■ **Exercise prompt**
The entries that follow must be written out exactly, without any of the pictures they contain.

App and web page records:
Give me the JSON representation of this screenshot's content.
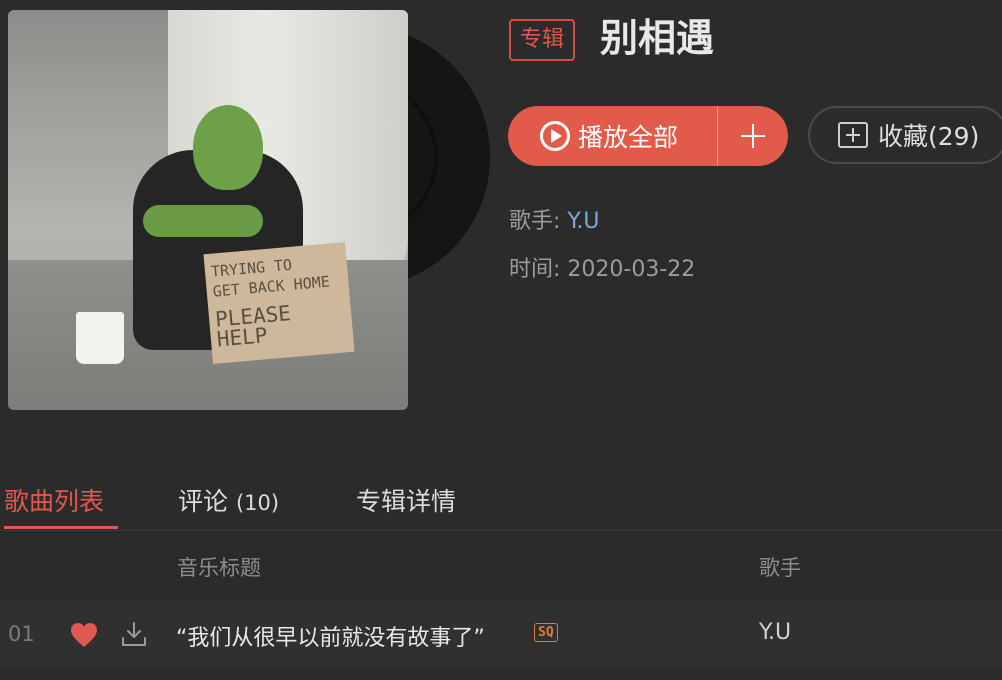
{
  "album": {
    "badge": "专辑",
    "title": "别相遇",
    "cover_sign_lines": [
      "TRYING TO",
      "GET BACK HOME",
      "PLEASE HELP"
    ]
  },
  "actions": {
    "play_all_label": "播放全部",
    "collect_label": "收藏(29)"
  },
  "meta": {
    "artist_label": "歌手:",
    "artist_value": "Y.U",
    "time_label": "时间:",
    "time_value": "2020-03-22"
  },
  "tabs": {
    "songs": "歌曲列表",
    "comments": "评论",
    "comments_count": "(10)",
    "details": "专辑详情"
  },
  "table": {
    "col_title": "音乐标题",
    "col_artist": "歌手",
    "rows": [
      {
        "num": "01",
        "title": "“我们从很早以前就没有故事了”",
        "quality": "SQ",
        "artist": "Y.U"
      }
    ]
  },
  "colors": {
    "accent": "#e2574f",
    "link": "#7ea7d8",
    "background": "#2b2b2b",
    "sq_badge": "#e07c35"
  }
}
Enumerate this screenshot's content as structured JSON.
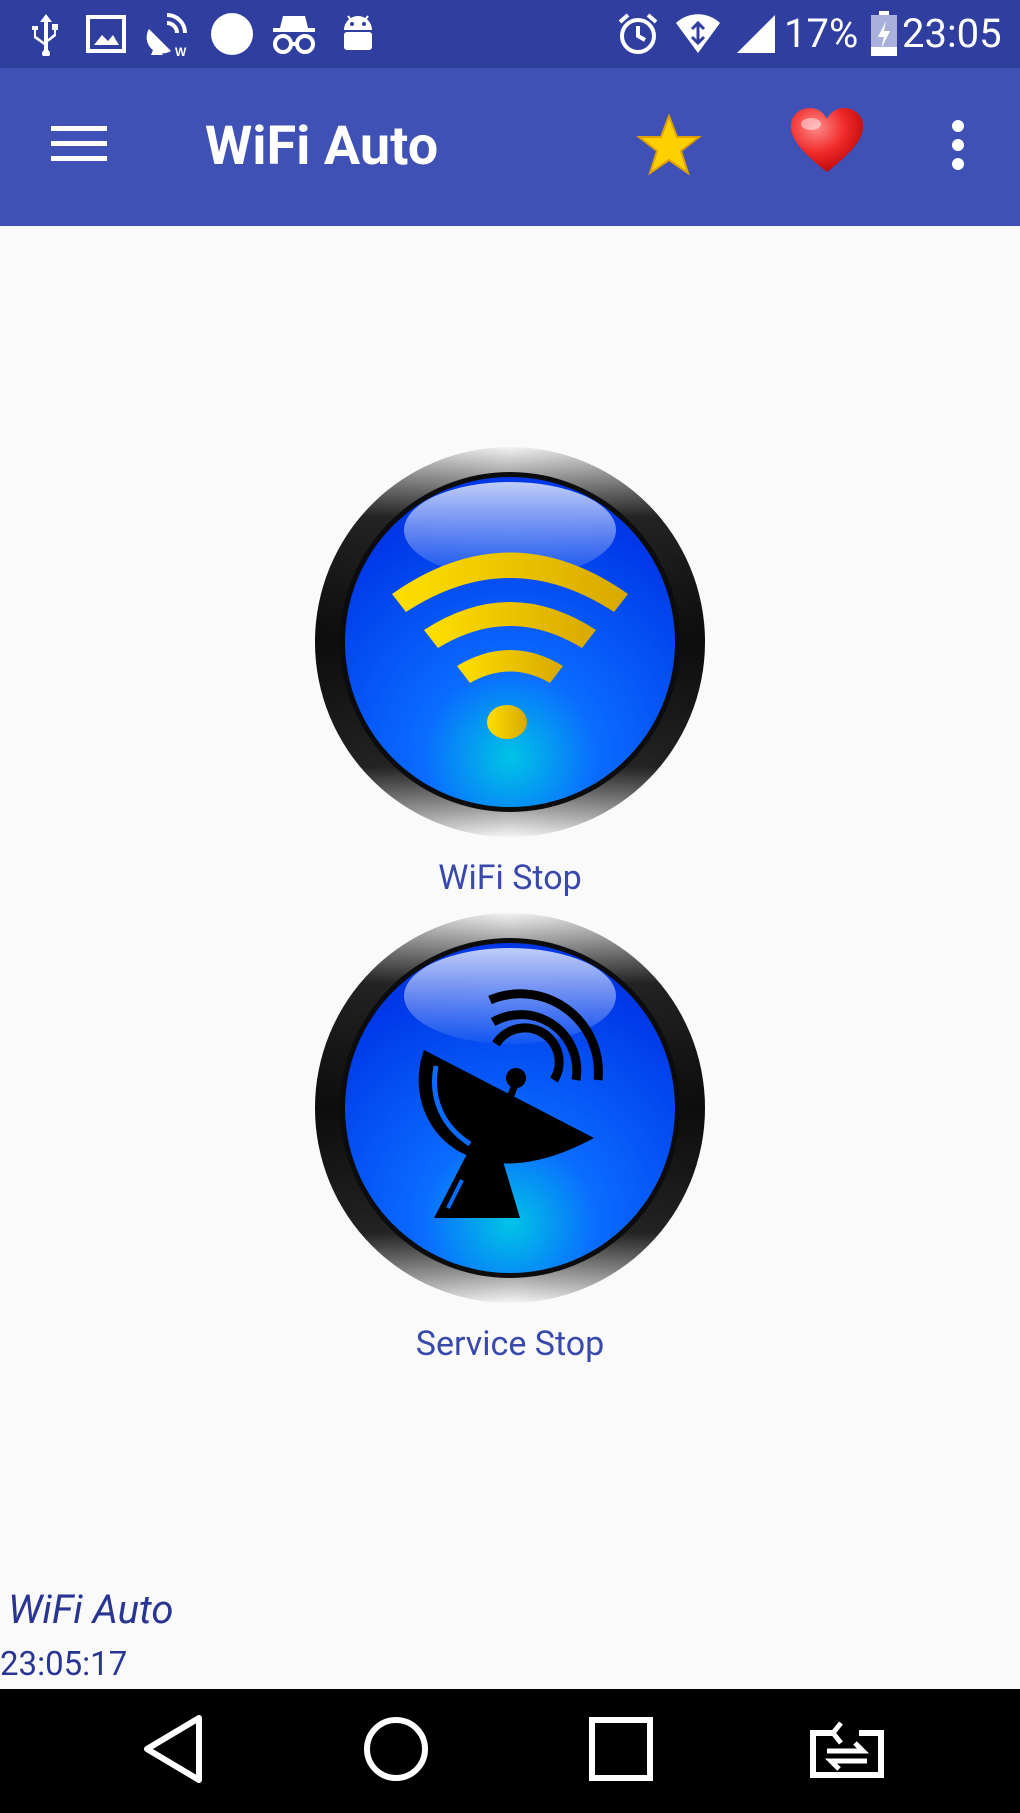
{
  "status_bar": {
    "battery_percent": "17%",
    "time": "23:05",
    "icons": [
      "usb-icon",
      "image-icon",
      "satellite-wifi-icon",
      "circle-icon",
      "incognito-icon",
      "android-icon",
      "alarm-icon",
      "wifi-signal-icon",
      "cell-signal-icon",
      "battery-icon"
    ]
  },
  "app_bar": {
    "title": "WiFi Auto",
    "icons": [
      "menu-icon",
      "star-icon",
      "heart-icon",
      "more-vert-icon"
    ]
  },
  "buttons": {
    "wifi_label": "WiFi Stop",
    "service_label": "Service Stop"
  },
  "footer": {
    "app_name": "WiFi Auto",
    "time": "23:05:17"
  },
  "colors": {
    "status_bar": "#303f9f",
    "app_bar": "#3f51b5",
    "label_text": "#3949ab",
    "button_blue": "#0a4cff",
    "wifi_yellow": "#e6c400"
  },
  "nav_bar": {
    "icons": [
      "back-icon",
      "home-icon",
      "recents-icon",
      "switch-app-icon"
    ]
  }
}
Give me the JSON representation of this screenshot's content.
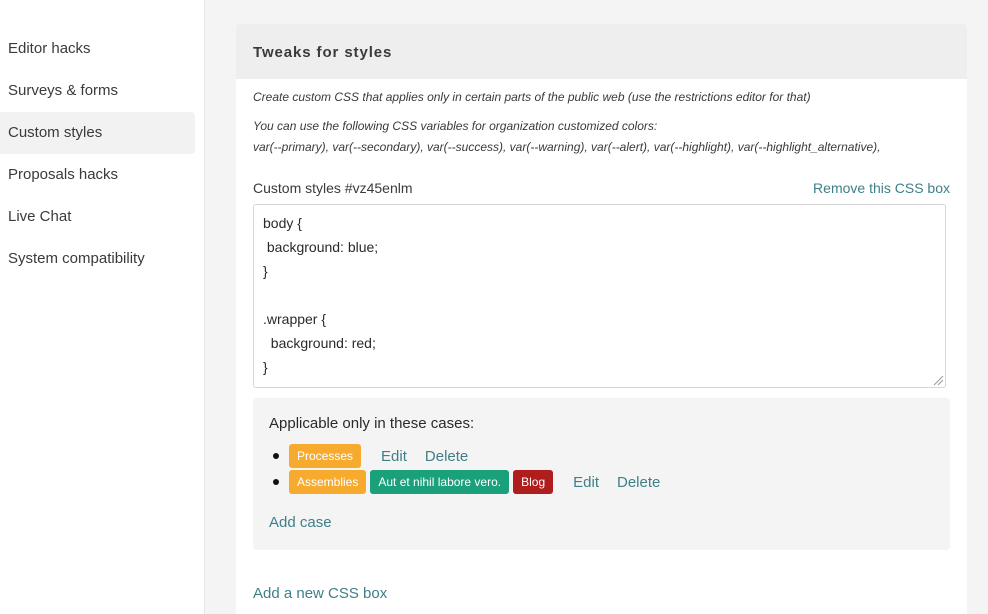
{
  "sidebar": {
    "items": [
      {
        "label": "Editor hacks",
        "active": false
      },
      {
        "label": "Surveys & forms",
        "active": false
      },
      {
        "label": "Custom styles",
        "active": true
      },
      {
        "label": "Proposals hacks",
        "active": false
      },
      {
        "label": "Live Chat",
        "active": false
      },
      {
        "label": "System compatibility",
        "active": false
      }
    ]
  },
  "card": {
    "title": "Tweaks for styles",
    "help_text": "Create custom CSS that applies only in certain parts of the public web (use the restrictions editor for that)",
    "variables_intro": "You can use the following CSS variables for organization customized colors:",
    "variables_list": "var(--primary), var(--secondary), var(--success), var(--warning), var(--alert), var(--highlight), var(--highlight_alternative),"
  },
  "css_box": {
    "label": "Custom styles #vz45enlm",
    "remove_label": "Remove this CSS box",
    "code_lines": [
      "body {",
      " background: blue;",
      "}",
      "",
      ".wrapper {",
      "  background: red;",
      "}"
    ]
  },
  "cases": {
    "title": "Applicable only in these cases:",
    "rows": [
      {
        "tags": [
          {
            "label": "Processes",
            "color": "#f6ab2e"
          }
        ],
        "edit_label": "Edit",
        "delete_label": "Delete"
      },
      {
        "tags": [
          {
            "label": "Assemblies",
            "color": "#f6ab2e"
          },
          {
            "label": "Aut et nihil labore vero.",
            "color": "#1aa17b"
          },
          {
            "label": "Blog",
            "color": "#b01d1d"
          }
        ],
        "edit_label": "Edit",
        "delete_label": "Delete"
      }
    ],
    "add_case_label": "Add case"
  },
  "add_box_label": "Add a new CSS box",
  "colors": {
    "link": "#3e7f88",
    "orange_tag": "#f6ab2e",
    "green_tag": "#1aa17b",
    "red_tag": "#b01d1d"
  }
}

■ **Expected answer**
Give me the JSON representation of this screenshot's content.
{
  "album": {
    "badge": "专辑",
    "title": "别相遇",
    "cover_sign_lines": [
      "TRYING TO",
      "GET BACK HOME",
      "PLEASE HELP"
    ]
  },
  "actions": {
    "play_all_label": "播放全部",
    "collect_label": "收藏(29)"
  },
  "meta": {
    "artist_label": "歌手:",
    "artist_value": "Y.U",
    "time_label": "时间:",
    "time_value": "2020-03-22"
  },
  "tabs": {
    "songs": "歌曲列表",
    "comments": "评论",
    "comments_count": "(10)",
    "details": "专辑详情"
  },
  "table": {
    "col_title": "音乐标题",
    "col_artist": "歌手",
    "rows": [
      {
        "num": "01",
        "title": "“我们从很早以前就没有故事了”",
        "quality": "SQ",
        "artist": "Y.U"
      }
    ]
  },
  "colors": {
    "accent": "#e2574f",
    "link": "#7ea7d8",
    "background": "#2b2b2b",
    "sq_badge": "#e07c35"
  }
}
Enumerate this screenshot's content as structured JSON.
{
  "status_bar": {
    "battery_percent": "17%",
    "time": "23:05",
    "icons": [
      "usb-icon",
      "image-icon",
      "satellite-wifi-icon",
      "circle-icon",
      "incognito-icon",
      "android-icon",
      "alarm-icon",
      "wifi-signal-icon",
      "cell-signal-icon",
      "battery-icon"
    ]
  },
  "app_bar": {
    "title": "WiFi Auto",
    "icons": [
      "menu-icon",
      "star-icon",
      "heart-icon",
      "more-vert-icon"
    ]
  },
  "buttons": {
    "wifi_label": "WiFi Stop",
    "service_label": "Service Stop"
  },
  "footer": {
    "app_name": "WiFi Auto",
    "time": "23:05:17"
  },
  "colors": {
    "status_bar": "#303f9f",
    "app_bar": "#3f51b5",
    "label_text": "#3949ab",
    "button_blue": "#0a4cff",
    "wifi_yellow": "#e6c400"
  },
  "nav_bar": {
    "icons": [
      "back-icon",
      "home-icon",
      "recents-icon",
      "switch-app-icon"
    ]
  }
}
Give me the JSON representation of this screenshot's content.
{
  "sidebar": {
    "items": [
      {
        "label": "Editor hacks",
        "active": false
      },
      {
        "label": "Surveys & forms",
        "active": false
      },
      {
        "label": "Custom styles",
        "active": true
      },
      {
        "label": "Proposals hacks",
        "active": false
      },
      {
        "label": "Live Chat",
        "active": false
      },
      {
        "label": "System compatibility",
        "active": false
      }
    ]
  },
  "card": {
    "title": "Tweaks for styles",
    "help_text": "Create custom CSS that applies only in certain parts of the public web (use the restrictions editor for that)",
    "variables_intro": "You can use the following CSS variables for organization customized colors:",
    "variables_list": "var(--primary), var(--secondary), var(--success), var(--warning), var(--alert), var(--highlight), var(--highlight_alternative),"
  },
  "css_box": {
    "label": "Custom styles #vz45enlm",
    "remove_label": "Remove this CSS box",
    "code_lines": [
      "body {",
      " background: blue;",
      "}",
      "",
      ".wrapper {",
      "  background: red;",
      "}"
    ]
  },
  "cases": {
    "title": "Applicable only in these cases:",
    "rows": [
      {
        "tags": [
          {
            "label": "Processes",
            "color": "#f6ab2e"
          }
        ],
        "edit_label": "Edit",
        "delete_label": "Delete"
      },
      {
        "tags": [
          {
            "label": "Assemblies",
            "color": "#f6ab2e"
          },
          {
            "label": "Aut et nihil labore vero.",
            "color": "#1aa17b"
          },
          {
            "label": "Blog",
            "color": "#b01d1d"
          }
        ],
        "edit_label": "Edit",
        "delete_label": "Delete"
      }
    ],
    "add_case_label": "Add case"
  },
  "add_box_label": "Add a new CSS box",
  "colors": {
    "link": "#3e7f88",
    "orange_tag": "#f6ab2e",
    "green_tag": "#1aa17b",
    "red_tag": "#b01d1d"
  }
}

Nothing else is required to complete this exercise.